[Dataset rows describing interfaces]
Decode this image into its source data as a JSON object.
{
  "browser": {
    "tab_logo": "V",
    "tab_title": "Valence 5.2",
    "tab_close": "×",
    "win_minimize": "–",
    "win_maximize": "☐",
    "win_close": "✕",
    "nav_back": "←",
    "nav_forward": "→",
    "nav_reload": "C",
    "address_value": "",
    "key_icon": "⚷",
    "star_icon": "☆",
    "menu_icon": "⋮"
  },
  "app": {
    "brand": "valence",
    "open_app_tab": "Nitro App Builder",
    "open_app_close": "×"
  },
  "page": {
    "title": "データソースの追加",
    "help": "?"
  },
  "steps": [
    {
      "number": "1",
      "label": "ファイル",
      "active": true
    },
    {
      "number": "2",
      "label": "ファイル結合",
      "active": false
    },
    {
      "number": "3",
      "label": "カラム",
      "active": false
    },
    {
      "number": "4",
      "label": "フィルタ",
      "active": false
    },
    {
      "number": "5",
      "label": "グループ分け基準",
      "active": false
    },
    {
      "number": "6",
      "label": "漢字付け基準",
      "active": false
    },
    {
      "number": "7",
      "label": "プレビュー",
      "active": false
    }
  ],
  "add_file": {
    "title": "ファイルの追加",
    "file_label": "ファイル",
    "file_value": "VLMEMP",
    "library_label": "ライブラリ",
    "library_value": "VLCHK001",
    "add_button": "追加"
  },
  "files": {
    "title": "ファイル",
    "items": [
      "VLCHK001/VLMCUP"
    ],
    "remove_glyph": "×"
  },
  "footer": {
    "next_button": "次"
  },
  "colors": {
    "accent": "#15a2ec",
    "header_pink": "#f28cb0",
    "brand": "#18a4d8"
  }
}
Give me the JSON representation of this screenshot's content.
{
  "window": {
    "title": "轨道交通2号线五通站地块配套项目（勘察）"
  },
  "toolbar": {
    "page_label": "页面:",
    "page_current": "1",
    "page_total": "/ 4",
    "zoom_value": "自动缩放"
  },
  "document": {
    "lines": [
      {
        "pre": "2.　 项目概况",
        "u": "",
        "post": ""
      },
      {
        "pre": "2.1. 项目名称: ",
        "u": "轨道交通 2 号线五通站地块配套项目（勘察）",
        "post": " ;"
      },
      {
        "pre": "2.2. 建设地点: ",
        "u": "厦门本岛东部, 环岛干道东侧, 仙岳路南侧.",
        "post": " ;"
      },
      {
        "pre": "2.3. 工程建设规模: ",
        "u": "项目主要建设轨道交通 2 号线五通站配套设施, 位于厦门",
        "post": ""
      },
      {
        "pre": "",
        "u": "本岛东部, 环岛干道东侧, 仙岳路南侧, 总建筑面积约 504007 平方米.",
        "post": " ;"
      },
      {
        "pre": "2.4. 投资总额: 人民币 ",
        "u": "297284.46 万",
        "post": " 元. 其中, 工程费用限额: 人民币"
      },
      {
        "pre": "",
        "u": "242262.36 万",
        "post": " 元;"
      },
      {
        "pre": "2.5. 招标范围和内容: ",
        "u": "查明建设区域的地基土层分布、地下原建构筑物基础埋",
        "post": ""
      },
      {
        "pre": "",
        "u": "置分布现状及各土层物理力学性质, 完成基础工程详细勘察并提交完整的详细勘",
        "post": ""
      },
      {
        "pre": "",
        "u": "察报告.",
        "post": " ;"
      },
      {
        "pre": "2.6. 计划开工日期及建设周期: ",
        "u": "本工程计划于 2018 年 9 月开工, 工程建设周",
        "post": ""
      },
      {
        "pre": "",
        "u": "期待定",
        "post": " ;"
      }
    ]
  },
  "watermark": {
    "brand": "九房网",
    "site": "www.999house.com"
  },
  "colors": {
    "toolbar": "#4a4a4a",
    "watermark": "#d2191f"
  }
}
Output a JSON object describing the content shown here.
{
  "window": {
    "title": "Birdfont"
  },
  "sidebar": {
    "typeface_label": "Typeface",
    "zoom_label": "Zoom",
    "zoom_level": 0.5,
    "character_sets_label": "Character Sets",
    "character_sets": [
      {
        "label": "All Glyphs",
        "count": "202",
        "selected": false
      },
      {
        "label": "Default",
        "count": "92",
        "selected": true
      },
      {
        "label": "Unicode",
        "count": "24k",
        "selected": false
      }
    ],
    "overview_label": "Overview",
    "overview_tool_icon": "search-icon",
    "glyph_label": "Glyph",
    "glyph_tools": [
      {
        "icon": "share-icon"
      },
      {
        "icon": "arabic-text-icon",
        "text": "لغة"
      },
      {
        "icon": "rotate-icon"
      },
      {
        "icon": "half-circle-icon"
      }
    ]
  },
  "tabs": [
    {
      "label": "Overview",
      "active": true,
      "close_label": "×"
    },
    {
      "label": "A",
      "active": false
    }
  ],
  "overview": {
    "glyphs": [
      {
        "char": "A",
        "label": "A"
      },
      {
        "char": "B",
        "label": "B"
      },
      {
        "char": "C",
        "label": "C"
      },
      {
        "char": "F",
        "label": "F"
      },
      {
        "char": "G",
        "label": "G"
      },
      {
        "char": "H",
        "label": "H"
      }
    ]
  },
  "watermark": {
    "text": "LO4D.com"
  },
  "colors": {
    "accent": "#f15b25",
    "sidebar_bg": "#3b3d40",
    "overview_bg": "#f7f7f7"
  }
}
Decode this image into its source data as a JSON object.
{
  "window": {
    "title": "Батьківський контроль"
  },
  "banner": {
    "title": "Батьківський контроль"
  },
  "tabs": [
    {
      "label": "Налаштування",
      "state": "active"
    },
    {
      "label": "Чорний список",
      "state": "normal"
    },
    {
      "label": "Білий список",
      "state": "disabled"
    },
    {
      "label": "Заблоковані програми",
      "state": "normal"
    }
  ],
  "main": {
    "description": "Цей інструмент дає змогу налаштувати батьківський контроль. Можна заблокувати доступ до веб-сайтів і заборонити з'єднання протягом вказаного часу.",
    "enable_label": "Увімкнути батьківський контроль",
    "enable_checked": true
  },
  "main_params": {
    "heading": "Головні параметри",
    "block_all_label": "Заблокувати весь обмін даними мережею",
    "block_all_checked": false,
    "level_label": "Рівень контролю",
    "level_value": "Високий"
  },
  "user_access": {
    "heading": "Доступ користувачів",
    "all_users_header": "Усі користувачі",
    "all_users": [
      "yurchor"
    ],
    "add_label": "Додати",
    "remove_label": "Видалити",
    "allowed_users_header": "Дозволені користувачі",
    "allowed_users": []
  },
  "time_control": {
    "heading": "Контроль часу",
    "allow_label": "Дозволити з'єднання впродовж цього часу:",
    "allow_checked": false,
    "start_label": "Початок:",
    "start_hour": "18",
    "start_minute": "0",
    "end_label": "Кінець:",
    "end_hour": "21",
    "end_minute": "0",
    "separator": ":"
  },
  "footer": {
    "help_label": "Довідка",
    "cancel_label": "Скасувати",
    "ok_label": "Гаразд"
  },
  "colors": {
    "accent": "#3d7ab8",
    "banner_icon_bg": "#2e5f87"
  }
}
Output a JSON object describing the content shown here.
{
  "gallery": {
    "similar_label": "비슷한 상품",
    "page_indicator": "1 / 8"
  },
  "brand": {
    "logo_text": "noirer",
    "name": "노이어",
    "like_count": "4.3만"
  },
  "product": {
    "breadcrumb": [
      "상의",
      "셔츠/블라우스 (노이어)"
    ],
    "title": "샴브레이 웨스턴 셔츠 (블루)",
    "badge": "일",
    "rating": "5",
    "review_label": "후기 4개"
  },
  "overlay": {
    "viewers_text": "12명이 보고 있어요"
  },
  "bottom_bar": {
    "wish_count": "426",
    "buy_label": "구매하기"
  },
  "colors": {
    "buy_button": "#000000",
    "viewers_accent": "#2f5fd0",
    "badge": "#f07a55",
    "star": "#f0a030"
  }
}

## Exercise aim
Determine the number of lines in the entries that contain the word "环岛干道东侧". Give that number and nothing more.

## Task answer
2